» Task objective
Report the tally of lines featuring the word "kind" in the entries below, without anything else.

Records shown: Begin

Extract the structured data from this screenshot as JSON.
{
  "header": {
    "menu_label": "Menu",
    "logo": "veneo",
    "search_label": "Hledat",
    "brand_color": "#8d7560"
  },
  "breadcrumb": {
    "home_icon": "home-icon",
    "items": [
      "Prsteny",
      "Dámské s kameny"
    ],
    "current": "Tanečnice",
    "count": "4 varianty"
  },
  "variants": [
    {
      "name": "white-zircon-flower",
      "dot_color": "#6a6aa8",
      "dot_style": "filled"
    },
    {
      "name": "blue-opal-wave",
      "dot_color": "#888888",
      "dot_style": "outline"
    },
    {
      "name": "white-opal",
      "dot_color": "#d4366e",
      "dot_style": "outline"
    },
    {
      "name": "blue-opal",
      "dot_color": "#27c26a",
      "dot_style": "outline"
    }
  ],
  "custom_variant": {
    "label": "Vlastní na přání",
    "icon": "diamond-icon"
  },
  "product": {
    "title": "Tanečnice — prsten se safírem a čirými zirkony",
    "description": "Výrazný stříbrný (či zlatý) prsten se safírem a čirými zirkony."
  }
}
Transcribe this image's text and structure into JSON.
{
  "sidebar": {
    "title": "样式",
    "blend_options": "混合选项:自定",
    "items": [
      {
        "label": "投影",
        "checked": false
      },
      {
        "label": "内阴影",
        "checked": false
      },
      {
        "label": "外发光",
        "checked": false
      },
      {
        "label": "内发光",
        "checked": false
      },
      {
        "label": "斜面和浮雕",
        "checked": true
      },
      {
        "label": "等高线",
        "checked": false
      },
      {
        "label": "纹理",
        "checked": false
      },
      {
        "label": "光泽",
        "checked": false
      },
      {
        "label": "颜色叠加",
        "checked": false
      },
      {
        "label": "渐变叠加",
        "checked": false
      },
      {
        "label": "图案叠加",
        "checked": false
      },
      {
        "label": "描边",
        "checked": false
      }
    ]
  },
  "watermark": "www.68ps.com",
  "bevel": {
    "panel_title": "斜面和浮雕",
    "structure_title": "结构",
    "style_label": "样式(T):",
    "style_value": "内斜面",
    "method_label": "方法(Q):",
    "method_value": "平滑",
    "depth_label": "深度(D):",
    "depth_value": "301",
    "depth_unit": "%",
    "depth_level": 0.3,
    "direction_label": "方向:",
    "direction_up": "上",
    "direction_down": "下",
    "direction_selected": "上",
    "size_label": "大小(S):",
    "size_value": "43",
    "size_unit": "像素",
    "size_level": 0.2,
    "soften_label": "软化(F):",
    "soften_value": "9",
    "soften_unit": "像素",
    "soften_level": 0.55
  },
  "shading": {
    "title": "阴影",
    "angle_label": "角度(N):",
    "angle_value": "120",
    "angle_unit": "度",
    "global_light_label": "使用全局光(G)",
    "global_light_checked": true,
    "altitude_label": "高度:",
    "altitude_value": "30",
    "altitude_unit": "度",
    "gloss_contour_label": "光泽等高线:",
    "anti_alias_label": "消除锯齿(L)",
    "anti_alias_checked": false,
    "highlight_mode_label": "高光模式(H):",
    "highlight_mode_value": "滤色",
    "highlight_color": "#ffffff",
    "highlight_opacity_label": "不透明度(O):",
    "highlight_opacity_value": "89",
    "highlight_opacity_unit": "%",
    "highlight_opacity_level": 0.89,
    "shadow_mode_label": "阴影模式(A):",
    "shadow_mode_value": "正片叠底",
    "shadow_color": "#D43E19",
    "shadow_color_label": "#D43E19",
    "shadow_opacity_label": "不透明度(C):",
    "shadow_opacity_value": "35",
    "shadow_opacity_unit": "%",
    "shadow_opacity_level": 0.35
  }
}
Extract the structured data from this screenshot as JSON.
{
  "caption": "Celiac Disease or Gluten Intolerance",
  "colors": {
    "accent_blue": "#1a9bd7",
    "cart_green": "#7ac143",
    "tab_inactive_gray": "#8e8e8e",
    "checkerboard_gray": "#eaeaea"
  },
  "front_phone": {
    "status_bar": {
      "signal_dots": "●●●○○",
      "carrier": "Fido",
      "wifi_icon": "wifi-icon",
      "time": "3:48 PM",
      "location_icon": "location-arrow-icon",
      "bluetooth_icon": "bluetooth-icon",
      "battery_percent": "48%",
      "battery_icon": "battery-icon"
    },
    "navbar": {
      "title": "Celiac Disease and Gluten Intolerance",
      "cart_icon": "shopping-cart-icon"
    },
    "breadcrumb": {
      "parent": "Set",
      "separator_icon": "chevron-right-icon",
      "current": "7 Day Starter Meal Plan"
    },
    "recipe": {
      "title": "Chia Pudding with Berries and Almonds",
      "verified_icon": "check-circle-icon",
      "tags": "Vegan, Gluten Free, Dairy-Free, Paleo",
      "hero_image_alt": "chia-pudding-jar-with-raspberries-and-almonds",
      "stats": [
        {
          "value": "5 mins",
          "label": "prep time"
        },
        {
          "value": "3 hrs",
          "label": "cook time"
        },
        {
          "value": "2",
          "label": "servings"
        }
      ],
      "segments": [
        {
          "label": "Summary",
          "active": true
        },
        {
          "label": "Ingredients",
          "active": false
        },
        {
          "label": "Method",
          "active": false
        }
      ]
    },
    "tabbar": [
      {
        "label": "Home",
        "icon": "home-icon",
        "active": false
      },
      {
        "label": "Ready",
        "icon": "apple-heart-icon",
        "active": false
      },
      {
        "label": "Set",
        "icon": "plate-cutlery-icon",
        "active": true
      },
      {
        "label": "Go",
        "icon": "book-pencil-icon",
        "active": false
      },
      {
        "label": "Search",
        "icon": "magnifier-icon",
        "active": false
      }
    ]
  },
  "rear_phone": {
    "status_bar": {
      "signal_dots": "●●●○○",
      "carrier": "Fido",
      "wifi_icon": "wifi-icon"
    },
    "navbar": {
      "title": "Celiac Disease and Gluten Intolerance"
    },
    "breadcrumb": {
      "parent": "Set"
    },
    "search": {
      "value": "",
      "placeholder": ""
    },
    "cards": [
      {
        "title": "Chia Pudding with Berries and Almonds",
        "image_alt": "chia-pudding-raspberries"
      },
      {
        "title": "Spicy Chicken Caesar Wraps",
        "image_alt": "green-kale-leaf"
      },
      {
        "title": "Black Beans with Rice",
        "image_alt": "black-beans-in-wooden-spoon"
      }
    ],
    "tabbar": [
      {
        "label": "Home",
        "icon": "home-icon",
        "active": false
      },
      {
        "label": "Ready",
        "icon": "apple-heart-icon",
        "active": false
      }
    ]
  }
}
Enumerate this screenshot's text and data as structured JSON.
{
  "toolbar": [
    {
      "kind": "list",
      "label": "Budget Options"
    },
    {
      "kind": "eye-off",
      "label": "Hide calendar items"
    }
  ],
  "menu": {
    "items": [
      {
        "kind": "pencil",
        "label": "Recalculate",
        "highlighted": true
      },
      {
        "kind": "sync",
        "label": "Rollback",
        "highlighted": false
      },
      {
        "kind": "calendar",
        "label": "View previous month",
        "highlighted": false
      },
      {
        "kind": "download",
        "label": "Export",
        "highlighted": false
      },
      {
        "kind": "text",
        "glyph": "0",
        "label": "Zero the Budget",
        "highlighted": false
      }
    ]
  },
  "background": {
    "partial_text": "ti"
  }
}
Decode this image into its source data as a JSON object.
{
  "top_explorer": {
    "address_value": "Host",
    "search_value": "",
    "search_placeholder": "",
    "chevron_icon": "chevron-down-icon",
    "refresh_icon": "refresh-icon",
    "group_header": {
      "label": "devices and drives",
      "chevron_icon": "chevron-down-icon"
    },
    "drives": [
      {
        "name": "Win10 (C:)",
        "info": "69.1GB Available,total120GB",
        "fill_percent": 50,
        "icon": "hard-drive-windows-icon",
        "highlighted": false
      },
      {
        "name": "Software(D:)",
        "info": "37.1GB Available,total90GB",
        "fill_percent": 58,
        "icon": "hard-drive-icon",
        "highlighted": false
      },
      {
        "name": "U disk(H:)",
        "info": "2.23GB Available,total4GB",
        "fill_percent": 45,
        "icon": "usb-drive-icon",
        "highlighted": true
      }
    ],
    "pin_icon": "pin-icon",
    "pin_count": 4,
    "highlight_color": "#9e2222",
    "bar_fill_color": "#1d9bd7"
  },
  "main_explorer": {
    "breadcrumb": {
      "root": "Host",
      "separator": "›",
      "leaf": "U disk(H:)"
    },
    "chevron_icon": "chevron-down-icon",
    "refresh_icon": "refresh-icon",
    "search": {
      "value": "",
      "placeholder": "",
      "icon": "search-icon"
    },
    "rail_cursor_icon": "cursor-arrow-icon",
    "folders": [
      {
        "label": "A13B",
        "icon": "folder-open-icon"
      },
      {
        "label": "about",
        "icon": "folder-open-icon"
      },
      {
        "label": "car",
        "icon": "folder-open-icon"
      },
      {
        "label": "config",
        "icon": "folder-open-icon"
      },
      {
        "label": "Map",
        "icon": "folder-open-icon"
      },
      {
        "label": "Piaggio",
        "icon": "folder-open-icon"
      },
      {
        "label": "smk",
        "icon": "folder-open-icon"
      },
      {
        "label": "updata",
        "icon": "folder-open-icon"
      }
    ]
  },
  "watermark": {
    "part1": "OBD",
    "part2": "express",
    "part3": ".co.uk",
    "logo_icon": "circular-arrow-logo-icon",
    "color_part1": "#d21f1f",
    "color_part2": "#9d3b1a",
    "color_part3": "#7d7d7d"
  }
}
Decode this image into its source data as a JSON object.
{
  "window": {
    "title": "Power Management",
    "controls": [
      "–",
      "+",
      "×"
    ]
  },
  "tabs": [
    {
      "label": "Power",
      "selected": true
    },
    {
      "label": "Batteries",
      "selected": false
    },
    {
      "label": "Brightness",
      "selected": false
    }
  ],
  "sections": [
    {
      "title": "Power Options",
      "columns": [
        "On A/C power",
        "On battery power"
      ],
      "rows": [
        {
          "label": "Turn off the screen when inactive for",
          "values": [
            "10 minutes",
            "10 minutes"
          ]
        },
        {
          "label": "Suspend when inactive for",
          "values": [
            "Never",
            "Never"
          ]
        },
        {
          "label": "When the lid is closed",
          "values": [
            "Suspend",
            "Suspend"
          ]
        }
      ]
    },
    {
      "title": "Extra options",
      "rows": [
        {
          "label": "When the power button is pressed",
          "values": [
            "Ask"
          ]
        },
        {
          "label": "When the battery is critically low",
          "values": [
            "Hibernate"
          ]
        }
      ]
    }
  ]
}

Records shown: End

» Response to the task
7